→ Exercise directions:
In the listing below, find every line with the string "JSON" and pull it out.

Source material Block Start

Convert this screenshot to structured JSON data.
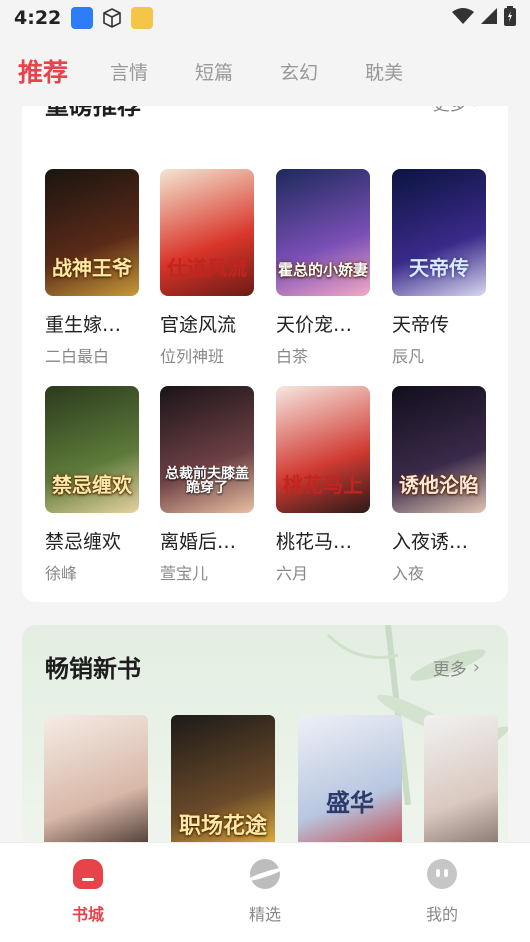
{
  "status_bar": {
    "time": "4:22",
    "icons": [
      "app-blue-icon",
      "box-icon",
      "game-icon"
    ],
    "right_icons": [
      "wifi-icon",
      "signal-icon",
      "battery-icon"
    ]
  },
  "top_tabs": [
    {
      "label": "推荐",
      "active": true
    },
    {
      "label": "言情",
      "active": false
    },
    {
      "label": "短篇",
      "active": false
    },
    {
      "label": "玄幻",
      "active": false
    },
    {
      "label": "耽美",
      "active": false
    }
  ],
  "section_featured": {
    "title": "重磅推荐",
    "more": "更多",
    "books": [
      {
        "title": "重生嫁…",
        "author": "二白最白",
        "cover_text": "战神王爷",
        "colors": [
          "#1a1410",
          "#5a2a18",
          "#c79a3a"
        ]
      },
      {
        "title": "官途风流",
        "author": "位列神班",
        "cover_text": "仕道风流",
        "colors": [
          "#f3e6d2",
          "#d9352a",
          "#6b1b16"
        ]
      },
      {
        "title": "天价宠…",
        "author": "白茶",
        "cover_text": "霍总的小娇妻",
        "colors": [
          "#1d2a5a",
          "#7a4fb6",
          "#f4a9c6"
        ]
      },
      {
        "title": "天帝传",
        "author": "辰凡",
        "cover_text": "天帝传",
        "colors": [
          "#0b1440",
          "#3a2a8a",
          "#d8d8f0"
        ]
      },
      {
        "title": "禁忌缠欢",
        "author": "徐峰",
        "cover_text": "禁忌缠欢",
        "colors": [
          "#2b3a1d",
          "#5d7a3a",
          "#e6d3a0"
        ]
      },
      {
        "title": "离婚后…",
        "author": "萱宝儿",
        "cover_text": "总裁前夫膝盖跪穿了",
        "colors": [
          "#1a1418",
          "#6d4044",
          "#e7c1a1"
        ]
      },
      {
        "title": "桃花马…",
        "author": "六月",
        "cover_text": "桃花马上",
        "colors": [
          "#f6e8e0",
          "#d03a32",
          "#2a1a18"
        ]
      },
      {
        "title": "入夜诱…",
        "author": "入夜",
        "cover_text": "诱他沦陷",
        "colors": [
          "#120e1c",
          "#3a2a4a",
          "#e0c4b0"
        ]
      }
    ]
  },
  "section_bestseller": {
    "title": "畅销新书",
    "more": "更多",
    "covers": [
      {
        "cover_text": "",
        "colors": [
          "#f5ece6",
          "#d8b8a8",
          "#3a2a24"
        ]
      },
      {
        "cover_text": "职场花途",
        "colors": [
          "#1c1a18",
          "#6a4a2a",
          "#f0c040"
        ]
      },
      {
        "cover_text": "盛华",
        "colors": [
          "#eef0f6",
          "#b8c6e0",
          "#c23a3a"
        ]
      },
      {
        "cover_text": "",
        "colors": [
          "#f2f2f2",
          "#d9c9c0",
          "#7a6a64"
        ]
      }
    ]
  },
  "bottom_nav": [
    {
      "label": "书城",
      "icon": "bookstore-icon",
      "active": true
    },
    {
      "label": "精选",
      "icon": "planet-icon",
      "active": false
    },
    {
      "label": "我的",
      "icon": "profile-icon",
      "active": false
    }
  ],
  "colors": {
    "accent": "#e8424a",
    "muted": "#888888",
    "bestseller_bg": "#e3eee2"
  }
}
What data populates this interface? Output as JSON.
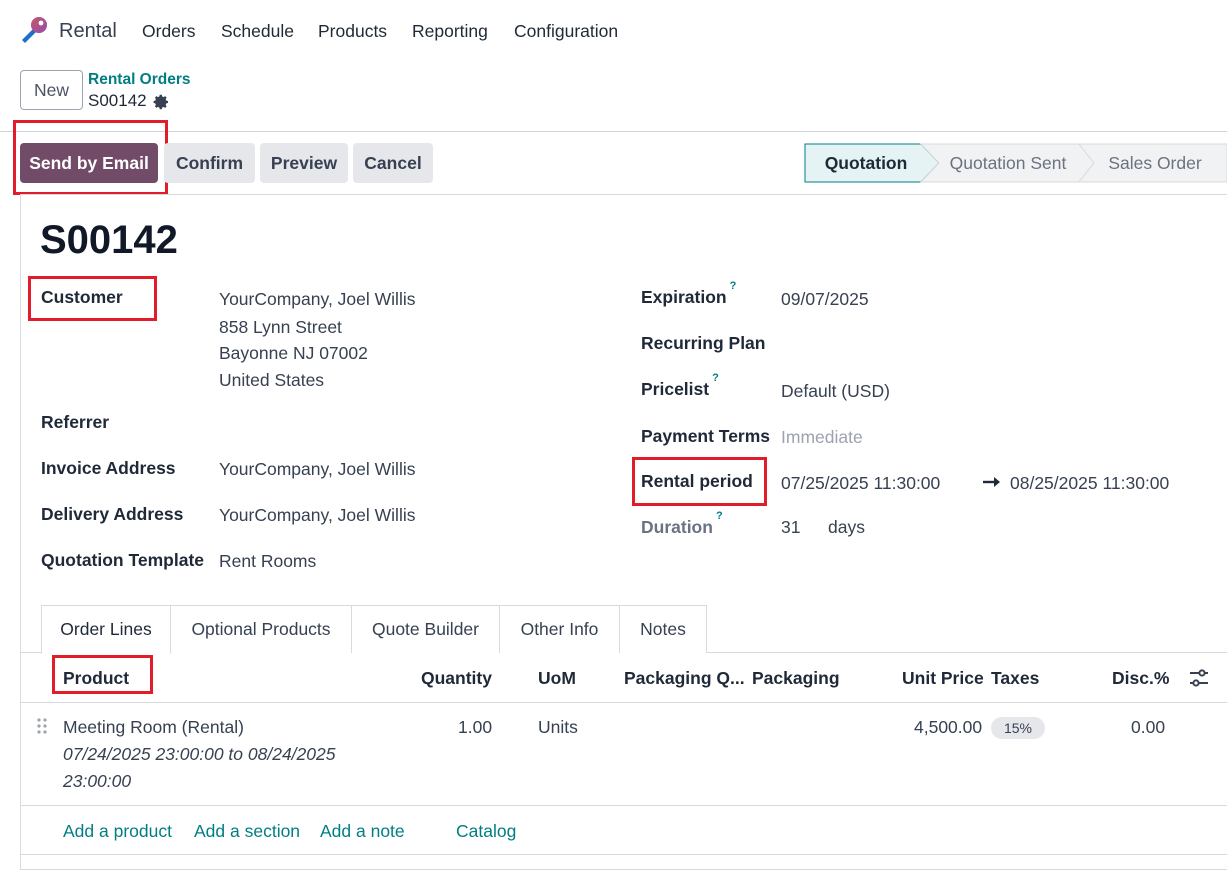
{
  "nav": {
    "app_name": "Rental",
    "menu": [
      "Orders",
      "Schedule",
      "Products",
      "Reporting",
      "Configuration"
    ]
  },
  "control": {
    "new_label": "New",
    "breadcrumb_parent": "Rental Orders",
    "breadcrumb_current": "S00142"
  },
  "actions": {
    "send_email": "Send by Email",
    "confirm": "Confirm",
    "preview": "Preview",
    "cancel": "Cancel"
  },
  "stages": [
    "Quotation",
    "Quotation Sent",
    "Sales Order"
  ],
  "active_stage": "Quotation",
  "form": {
    "title": "S00142",
    "customer_label": "Customer",
    "customer_lines": [
      "YourCompany, Joel Willis",
      "858 Lynn Street",
      "Bayonne NJ 07002",
      "United States"
    ],
    "referrer_label": "Referrer",
    "invoice_label": "Invoice Address",
    "invoice_value": "YourCompany, Joel Willis",
    "delivery_label": "Delivery Address",
    "delivery_value": "YourCompany, Joel Willis",
    "template_label": "Quotation Template",
    "template_value": "Rent Rooms",
    "expiration_label": "Expiration",
    "expiration_value": "09/07/2025",
    "recurring_label": "Recurring Plan",
    "pricelist_label": "Pricelist",
    "pricelist_value": "Default (USD)",
    "payment_label": "Payment Terms",
    "payment_value": "Immediate",
    "rental_label": "Rental period",
    "rental_start": "07/25/2025 11:30:00",
    "rental_end": "08/25/2025 11:30:00",
    "duration_label": "Duration",
    "duration_value": "31",
    "duration_unit": "days",
    "help_mark": "?"
  },
  "tabs": [
    "Order Lines",
    "Optional Products",
    "Quote Builder",
    "Other Info",
    "Notes"
  ],
  "table": {
    "headers": {
      "product": "Product",
      "quantity": "Quantity",
      "uom": "UoM",
      "packaging_qty": "Packaging Q...",
      "packaging": "Packaging",
      "unit_price": "Unit Price",
      "taxes": "Taxes",
      "disc": "Disc.%"
    },
    "rows": [
      {
        "product": "Meeting Room (Rental)",
        "desc_line1": "07/24/2025 23:00:00 to 08/24/2025",
        "desc_line2": "23:00:00",
        "quantity": "1.00",
        "uom": "Units",
        "unit_price": "4,500.00",
        "tax": "15%",
        "disc": "0.00"
      }
    ],
    "add_product": "Add a product",
    "add_section": "Add a section",
    "add_note": "Add a note",
    "catalog": "Catalog"
  },
  "colors": {
    "primary": "#714b67",
    "link": "#017e84",
    "highlight": "#e11d2b"
  }
}
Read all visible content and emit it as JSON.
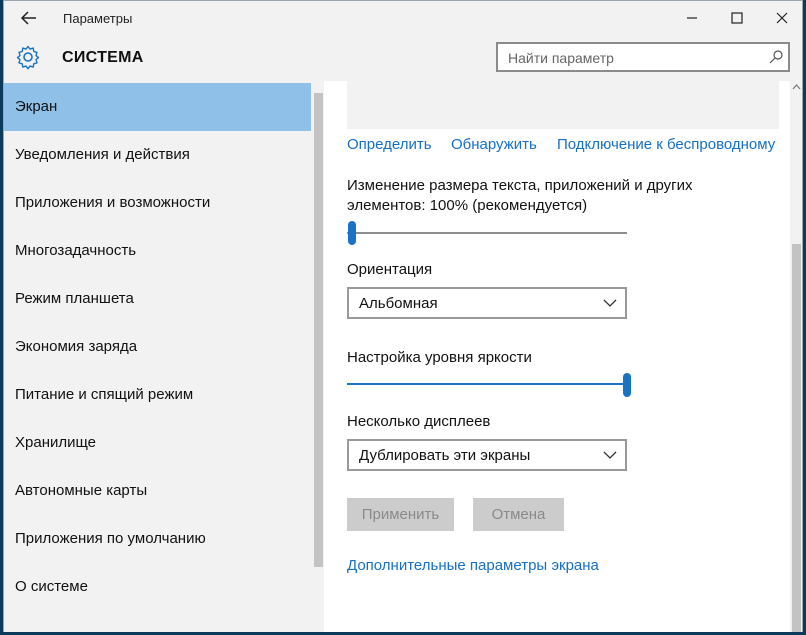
{
  "window": {
    "title": "Параметры"
  },
  "header": {
    "heading": "СИСТЕМА",
    "search_placeholder": "Найти параметр"
  },
  "sidebar": {
    "items": [
      {
        "label": "Экран",
        "active": true
      },
      {
        "label": "Уведомления и действия"
      },
      {
        "label": "Приложения и возможности"
      },
      {
        "label": "Многозадачность"
      },
      {
        "label": "Режим планшета"
      },
      {
        "label": "Экономия заряда"
      },
      {
        "label": "Питание и спящий режим"
      },
      {
        "label": "Хранилище"
      },
      {
        "label": "Автономные карты"
      },
      {
        "label": "Приложения по умолчанию"
      },
      {
        "label": "О системе"
      }
    ]
  },
  "main": {
    "links": {
      "identify": "Определить",
      "detect": "Обнаружить",
      "wireless": "Подключение к беспроводному"
    },
    "scale": {
      "label_line1": "Изменение размера текста, приложений и других",
      "label_line2": "элементов: 100% (рекомендуется)",
      "value_fraction": 0.0
    },
    "orientation": {
      "label": "Ориентация",
      "value": "Альбомная"
    },
    "brightness": {
      "label": "Настройка уровня яркости",
      "value_fraction": 1.0
    },
    "multiple_displays": {
      "label": "Несколько дисплеев",
      "value": "Дублировать эти экраны"
    },
    "buttons": {
      "apply": "Применить",
      "cancel": "Отмена"
    },
    "advanced_link": "Дополнительные параметры экрана"
  },
  "colors": {
    "accent": "#1a73c2",
    "selected_nav": "#8fc0e8",
    "link": "#1670c4"
  }
}
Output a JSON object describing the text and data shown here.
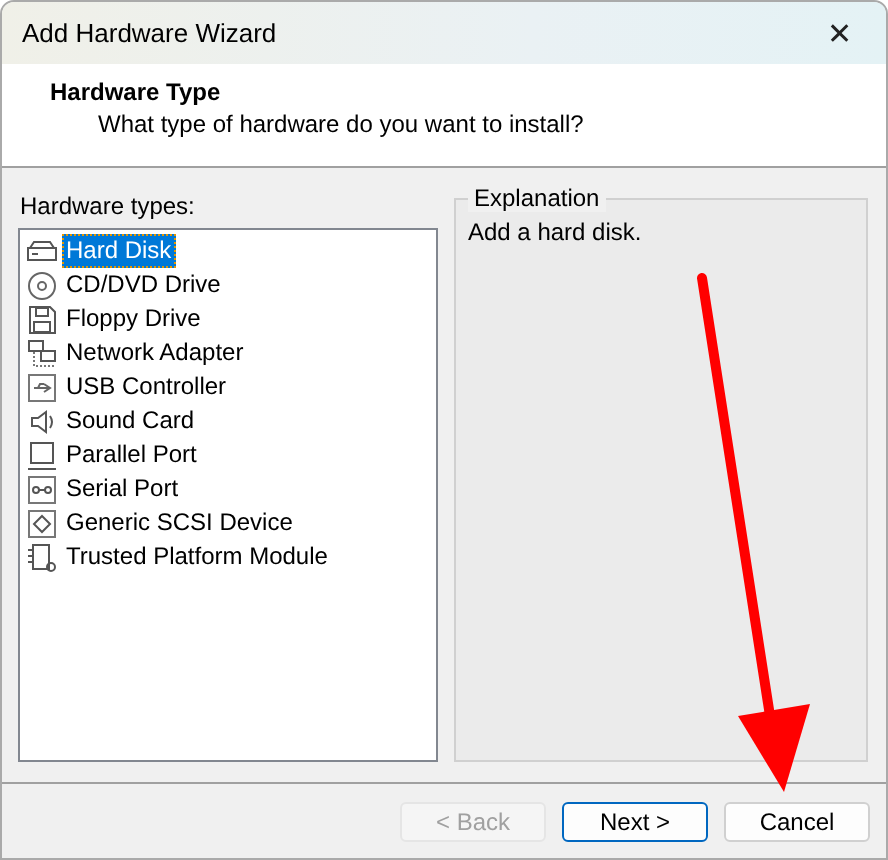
{
  "window": {
    "title": "Add Hardware Wizard",
    "close": "✕"
  },
  "header": {
    "title": "Hardware Type",
    "subtitle": "What type of hardware do you want to install?"
  },
  "hardware_types": {
    "label": "Hardware types:",
    "items": [
      {
        "label": "Hard Disk",
        "kind": "disk",
        "selected": true
      },
      {
        "label": "CD/DVD Drive",
        "kind": "cd",
        "selected": false
      },
      {
        "label": "Floppy Drive",
        "kind": "floppy",
        "selected": false
      },
      {
        "label": "Network Adapter",
        "kind": "network",
        "selected": false
      },
      {
        "label": "USB Controller",
        "kind": "usb",
        "selected": false
      },
      {
        "label": "Sound Card",
        "kind": "sound",
        "selected": false
      },
      {
        "label": "Parallel Port",
        "kind": "parallel",
        "selected": false
      },
      {
        "label": "Serial Port",
        "kind": "serial",
        "selected": false
      },
      {
        "label": "Generic SCSI Device",
        "kind": "scsi",
        "selected": false
      },
      {
        "label": "Trusted Platform Module",
        "kind": "tpm",
        "selected": false
      }
    ]
  },
  "explanation": {
    "label": "Explanation",
    "text": "Add a hard disk."
  },
  "buttons": [
    {
      "label": "< Back",
      "disabled": true,
      "kind": "normal"
    },
    {
      "label": "Next >",
      "disabled": false,
      "kind": "default"
    },
    {
      "label": "Cancel",
      "disabled": false,
      "kind": "normal"
    }
  ],
  "annotation": {
    "kind": "arrow"
  }
}
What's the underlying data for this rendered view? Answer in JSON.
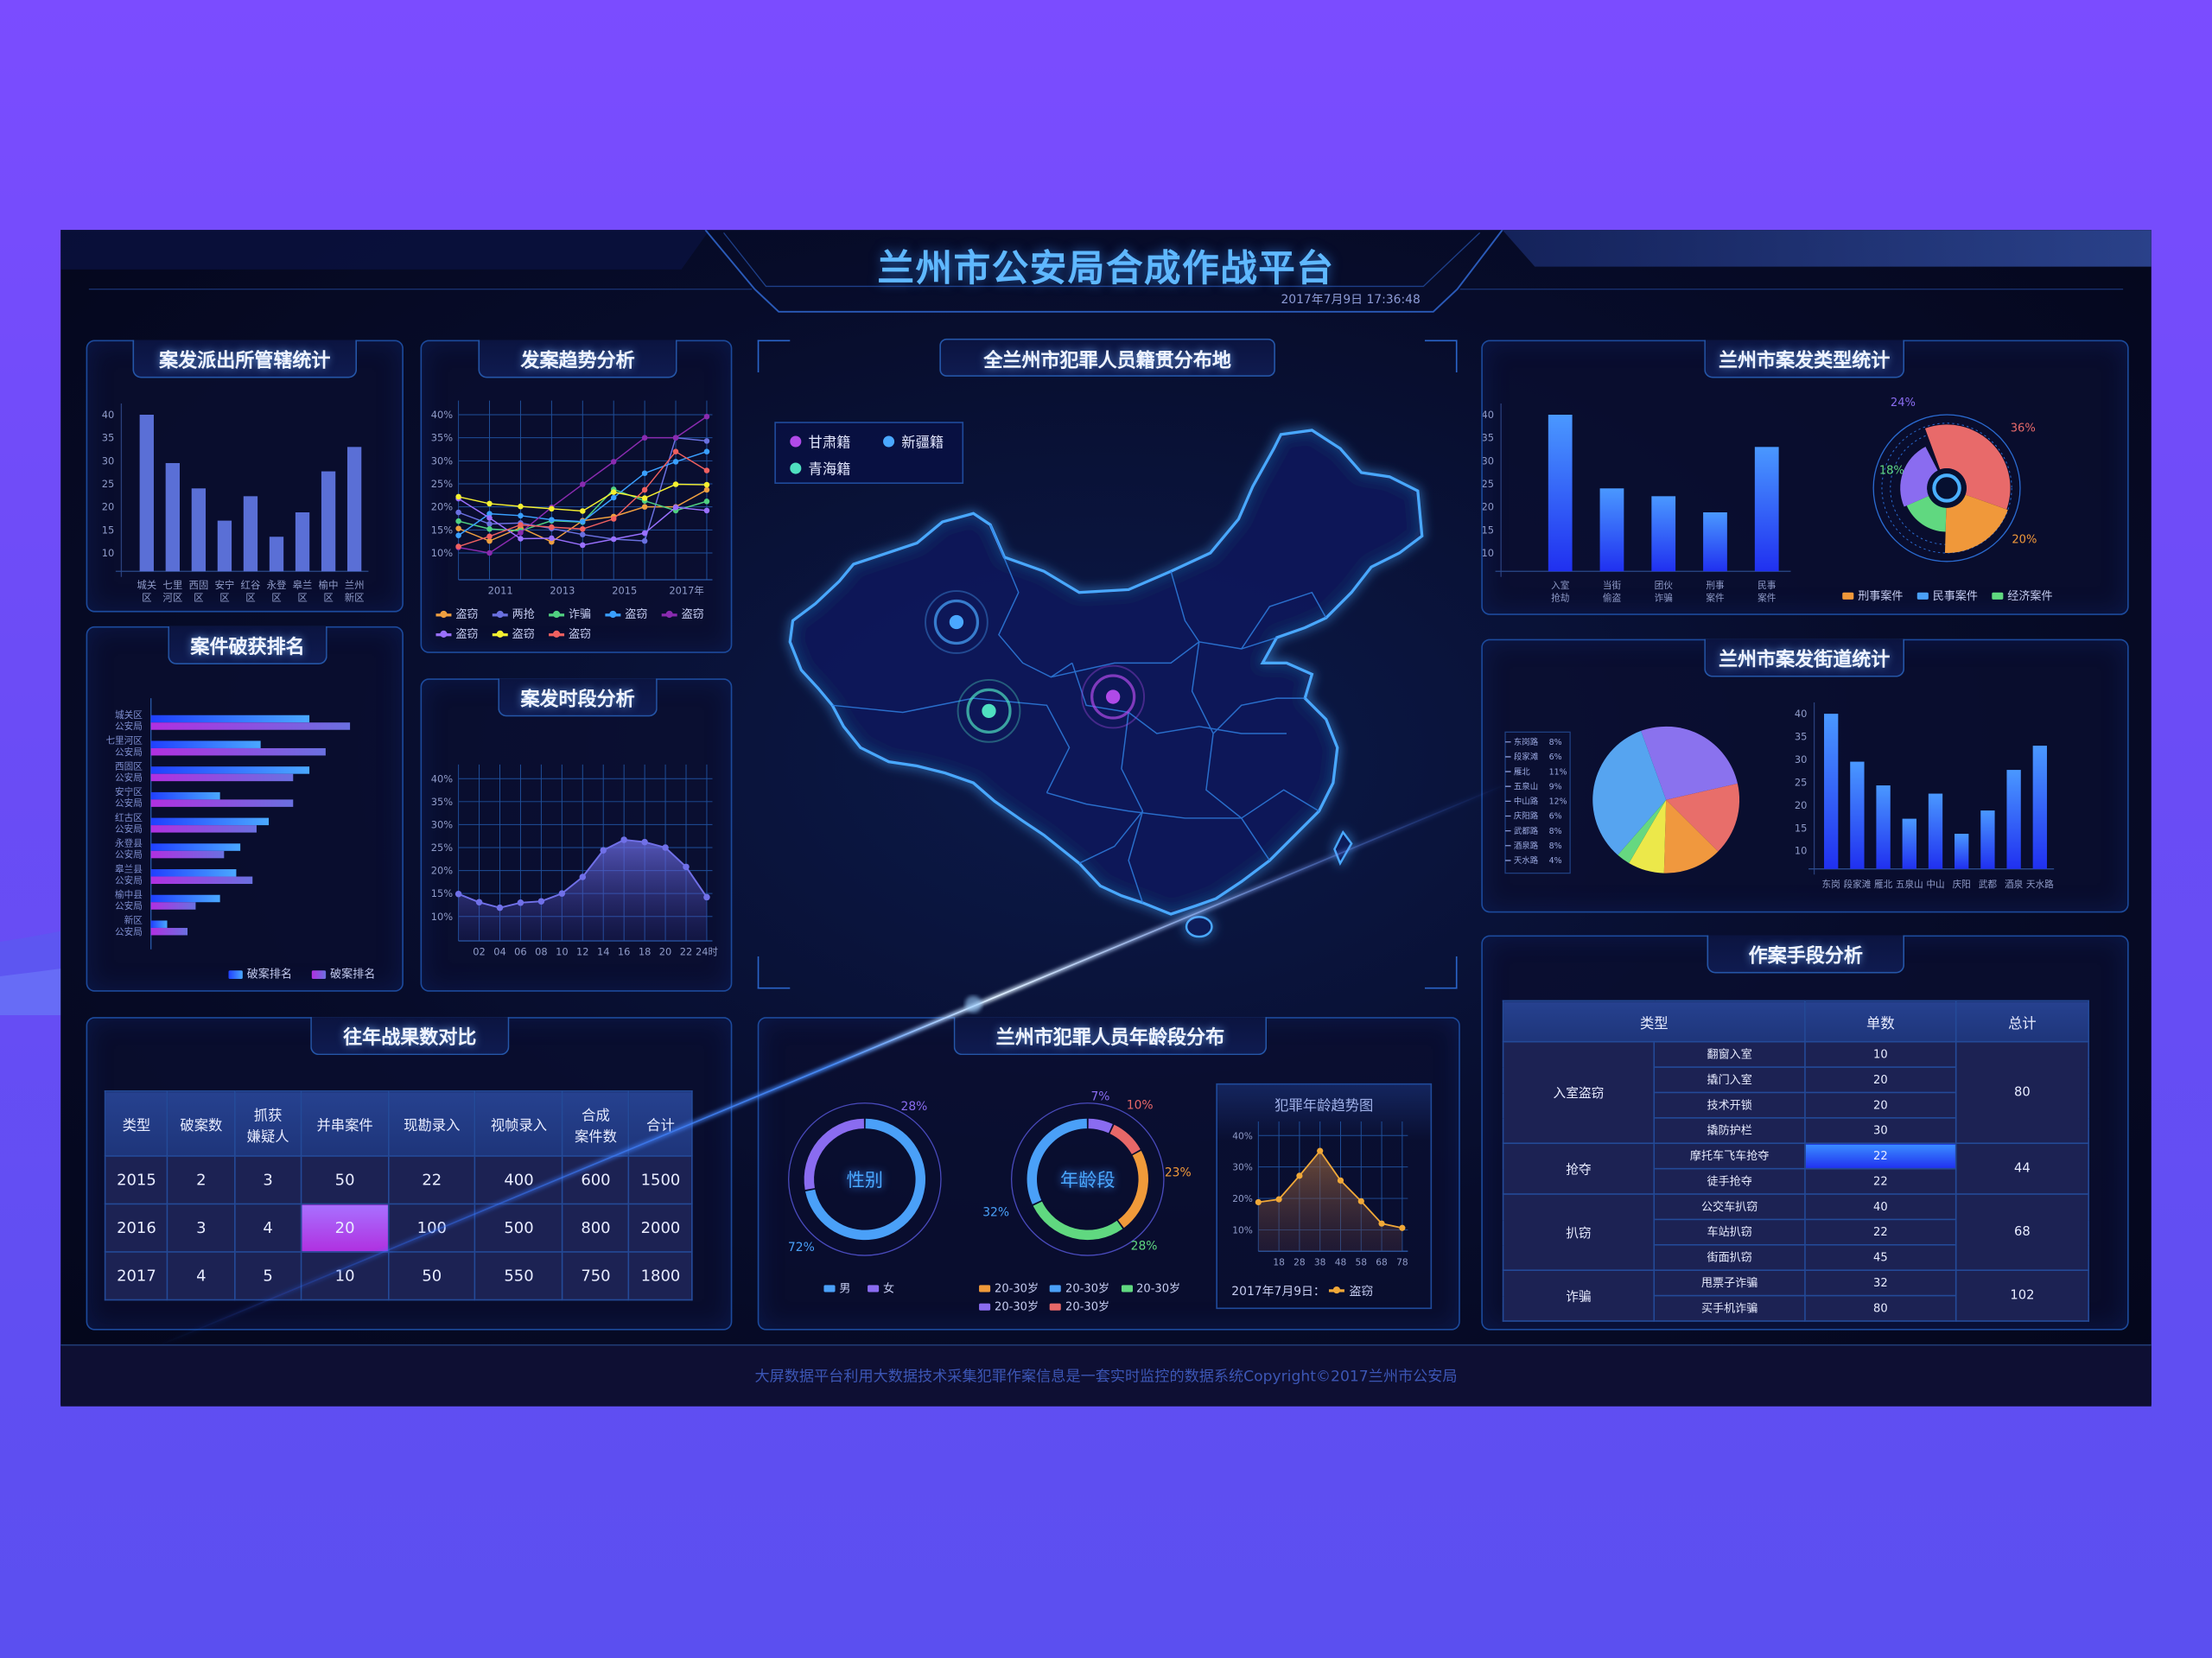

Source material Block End

→ Reply to the exercise:
Convert this screenshot to structured JSON data.
What data populates this interface? Output as JSON.
Read all visible content and emit it as JSON.
Output a JSON object describing the text and data shown here.
What's the underlying data for this rendered view? Answer in JSON.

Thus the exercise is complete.